  • Trump's Move May Nudge Holdout GOP States to Expand Medicaid  Associated Press by Ricardo Alonso-Zaldivar — In an ironic twist, the Trump administration's embrace of work requirements for low-income people on Medicaid is prompting lawmakers in some conservative states to resurrect plans to expand health care for the poor. Trump's move has been widely criticized as threatening the Affordable Care Act's Medicaid expansion. But if states follow through, more Americans could get coverage. "I think it gives us a chance," said Kansas state Rep. Susan Concannon, a moderate Republican who pushed unsuccessfully for Medicaid expansion last year in her state.

  • Kentucky's Medicaid Work Requirement Isn't Only Target in Court  Bloomberg by Erik Larson — Kentucky's proposed work requirement for Medicaid recipients is just one aspect of the state's overhaul of the health care plan that some experts say puts it at risk of being overturned in court. The proposed class-action suit filed Wednesday in federal court in Washington contends the rules contradict the stated purpose of Medicaid, which is to encourage coverage. They cite more documentation of work and income and lockout periods for people who fail to pay revised premiums on time or miss re-certification deadlines. The income documentation requirement is a particular problem for lower-wage workers "whose income can fluctuate considerably from month to month or season to season," said Deborah Bachrach, who ran New York state's Medicaid program and advises clients on health-care law Manatt Phelps in Manhattan. Kentucky's proposal just "adds hoops that an individual has to jump through in order to maintain health care."

  • Oregon Approves New Taxes to Address Medicaid Costs  Associated Press by Gillian Flaccus —  Oregon approved taxes on hospitals, health insurers, and managed care companies in an unusual special election Tuesday that asked voters — and not lawmakers — how to pay for Medicaid costs that now include coverage of hundreds of thousands of low-income residents added to the program's rolls under the Affordable Care Act. Measure 101 was passing handily in early returns Tuesday night. The single-issue election drew national attention to this progressive state, which aggressively expanded its Medicaid rolls under President Barack Obama's health care reforms. Oregon now has one of the lowest rates of uninsured residents in the nation at 5 percent. About 1 million Oregonians — 25 percent — now receive health care coverage from Medicaid. The measure creates a 0.7 percent tax on some hospitals and a 1.5 percent tax on the gross health insurance premiums and on managed care organizations.

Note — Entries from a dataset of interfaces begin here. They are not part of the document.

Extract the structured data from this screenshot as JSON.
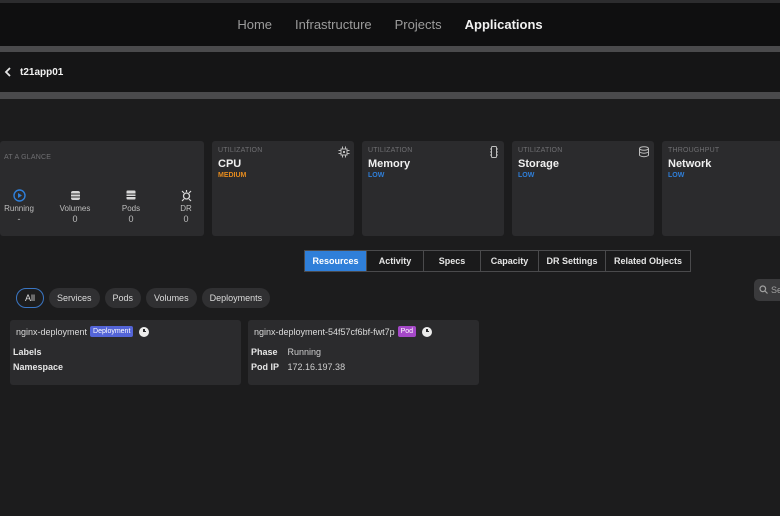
{
  "nav": {
    "items": [
      "Home",
      "Infrastructure",
      "Projects",
      "Applications"
    ],
    "active": "Applications"
  },
  "breadcrumb": {
    "title": "t21app01"
  },
  "glance": {
    "kicker": "AT A GLANCE",
    "items": [
      {
        "label": "Running",
        "value": "-",
        "icon": "play-circle-icon"
      },
      {
        "label": "Volumes",
        "value": "0",
        "icon": "database-icon"
      },
      {
        "label": "Pods",
        "value": "0",
        "icon": "pods-icon"
      },
      {
        "label": "DR",
        "value": "0",
        "icon": "dr-shield-icon"
      }
    ]
  },
  "metrics": [
    {
      "kicker": "UTILIZATION",
      "title": "CPU",
      "level": "MEDIUM",
      "level_color": "#e58b1e",
      "icon": "cpu-icon"
    },
    {
      "kicker": "UTILIZATION",
      "title": "Memory",
      "level": "LOW",
      "level_color": "#2f7fd9",
      "icon": "memory-icon"
    },
    {
      "kicker": "UTILIZATION",
      "title": "Storage",
      "level": "LOW",
      "level_color": "#2f7fd9",
      "icon": "storage-icon"
    },
    {
      "kicker": "THROUGHPUT",
      "title": "Network",
      "level": "LOW",
      "level_color": "#2f7fd9",
      "icon": "network-icon"
    }
  ],
  "tabs": [
    "Resources",
    "Activity",
    "Specs",
    "Capacity",
    "DR Settings",
    "Related Objects"
  ],
  "active_tab": "Resources",
  "search": {
    "placeholder": "Se"
  },
  "filters": [
    "All",
    "Services",
    "Pods",
    "Volumes",
    "Deployments"
  ],
  "active_filter": "All",
  "resources": [
    {
      "name": "nginx-deployment",
      "type": "Deployment",
      "fields": [
        {
          "key": "Labels",
          "value": ""
        },
        {
          "key": "Namespace",
          "value": ""
        }
      ]
    },
    {
      "name": "nginx-deployment-54f57cf6bf-fwt7p",
      "type": "Pod",
      "fields": [
        {
          "key": "Phase",
          "value": "Running"
        },
        {
          "key": "Pod IP",
          "value": "172.16.197.38"
        }
      ]
    }
  ]
}
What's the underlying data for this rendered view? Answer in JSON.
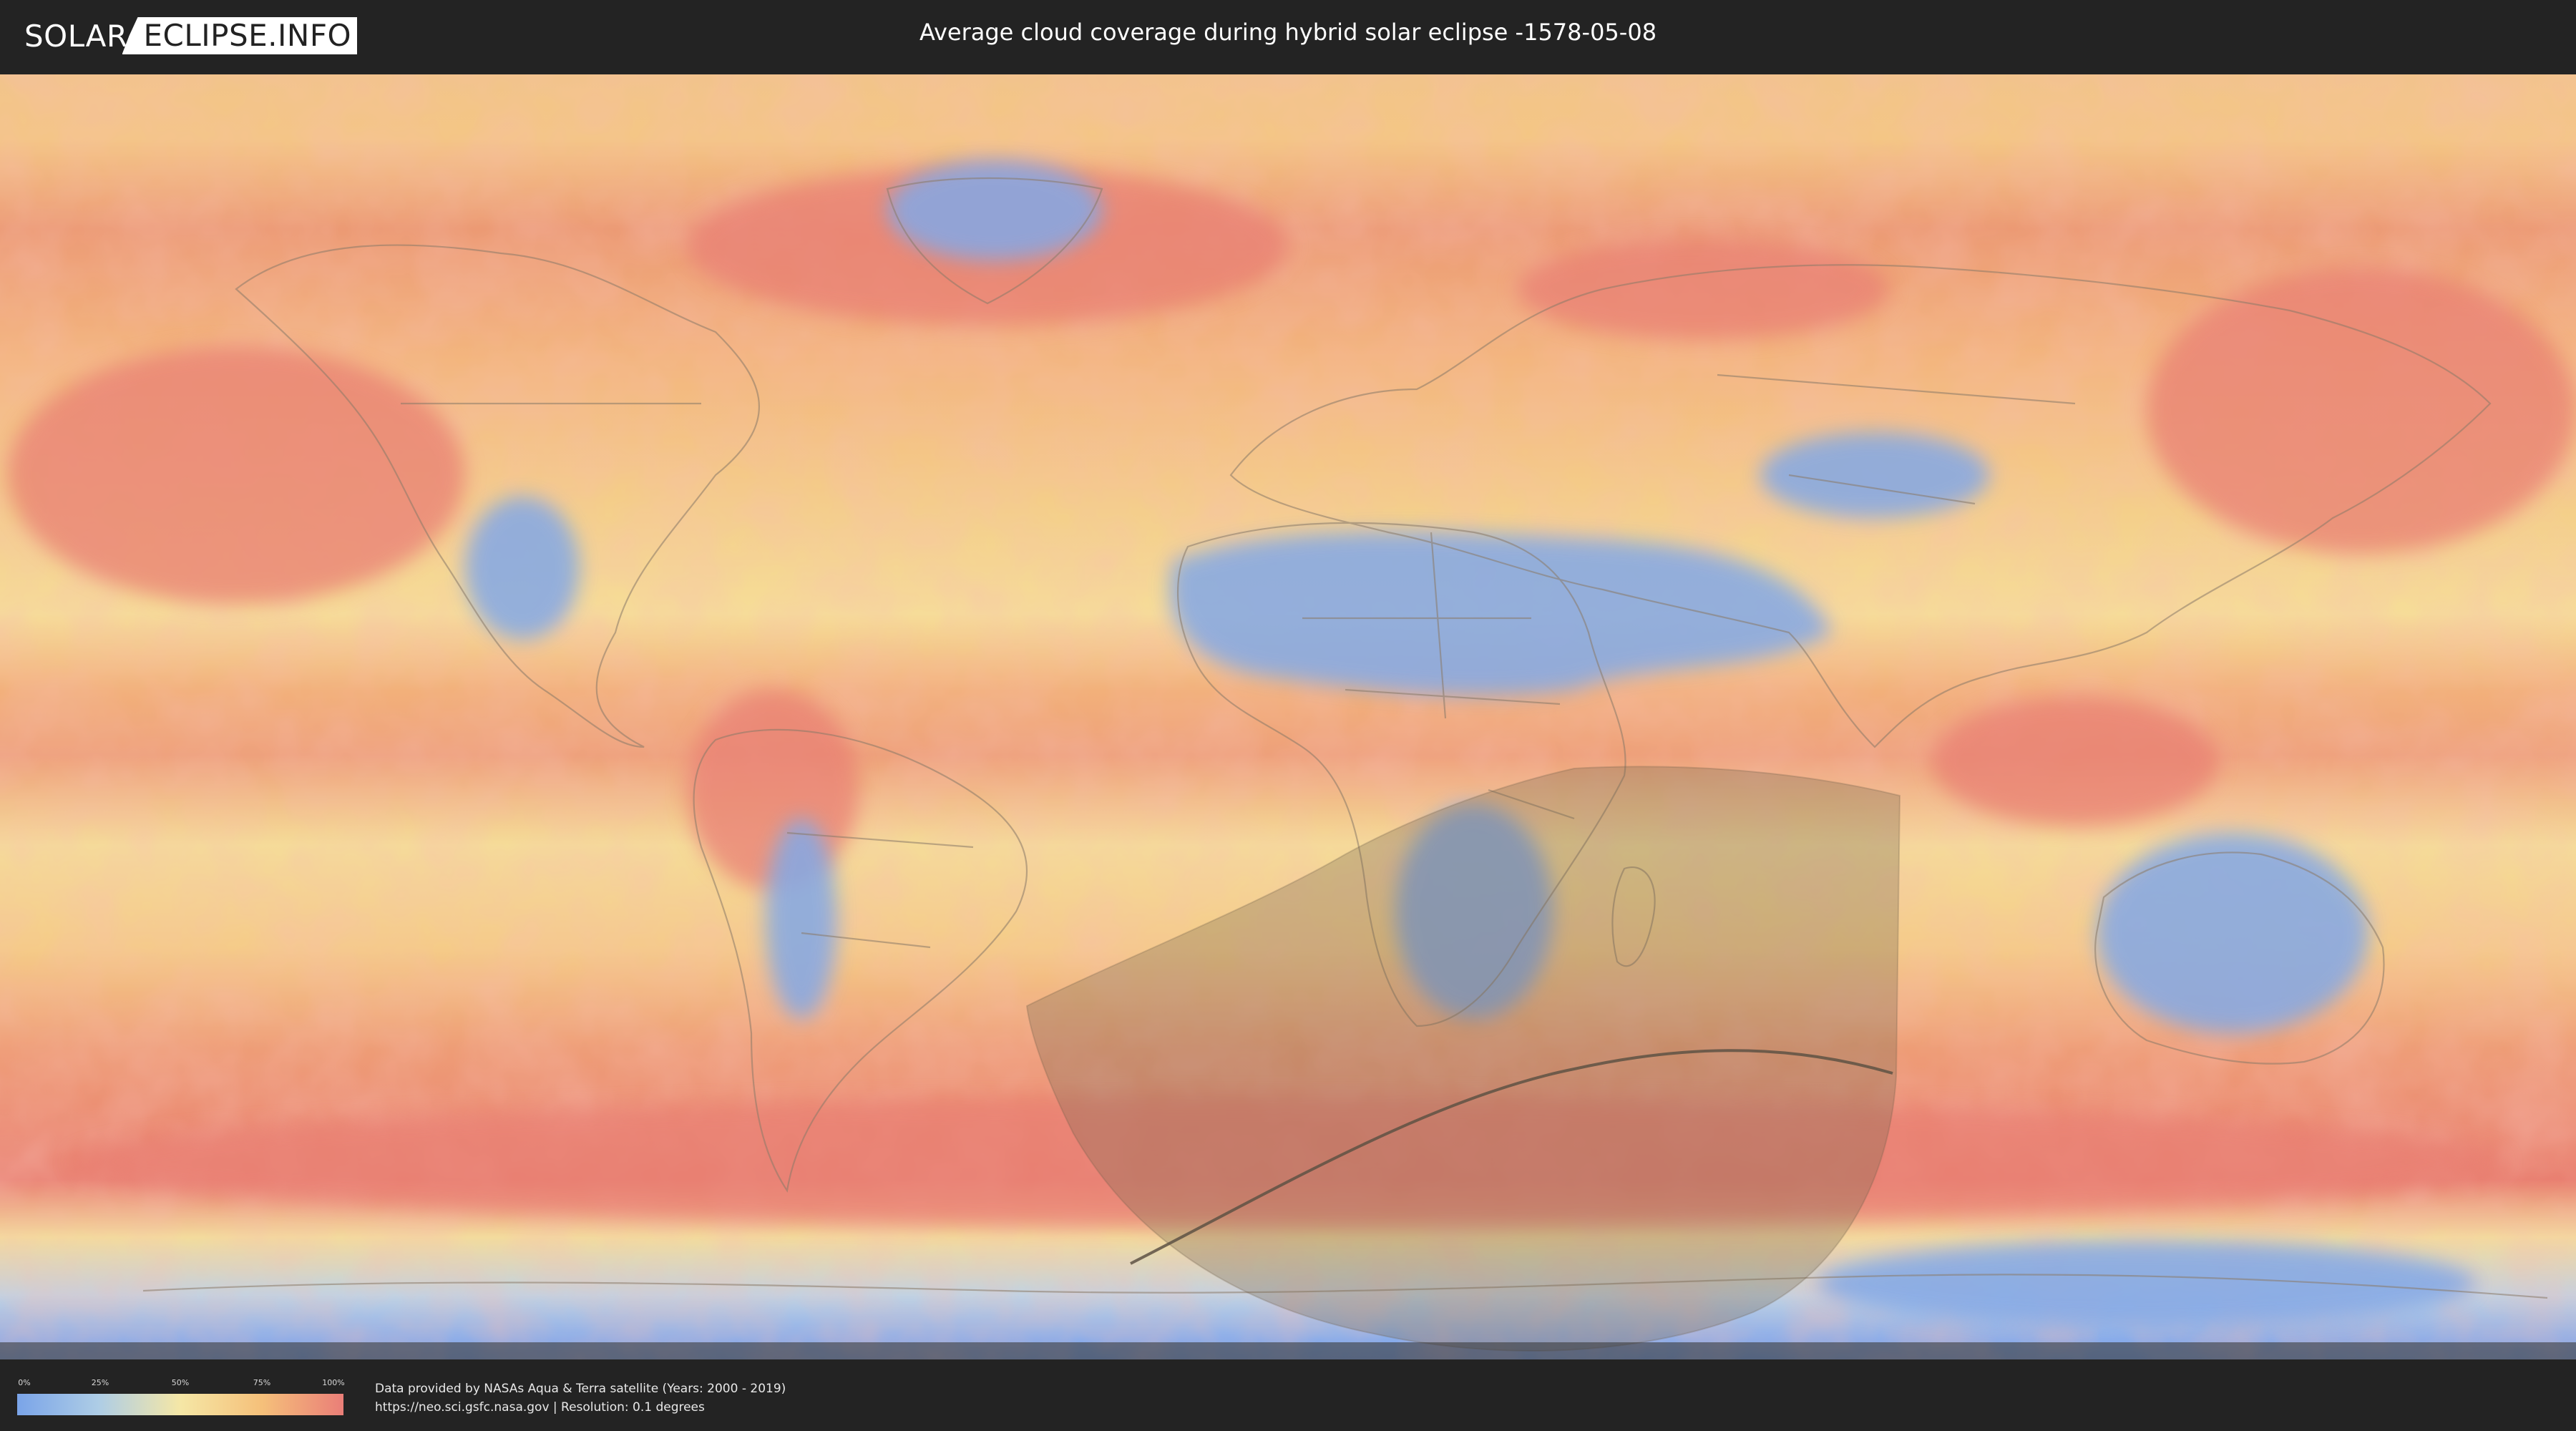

The nonpartisan voter pamphlet said if the measure failed, the state might lose an additional $630 million to $960 million in federal Medicaid matching funds that flow to the poorest in the state.

Publication Details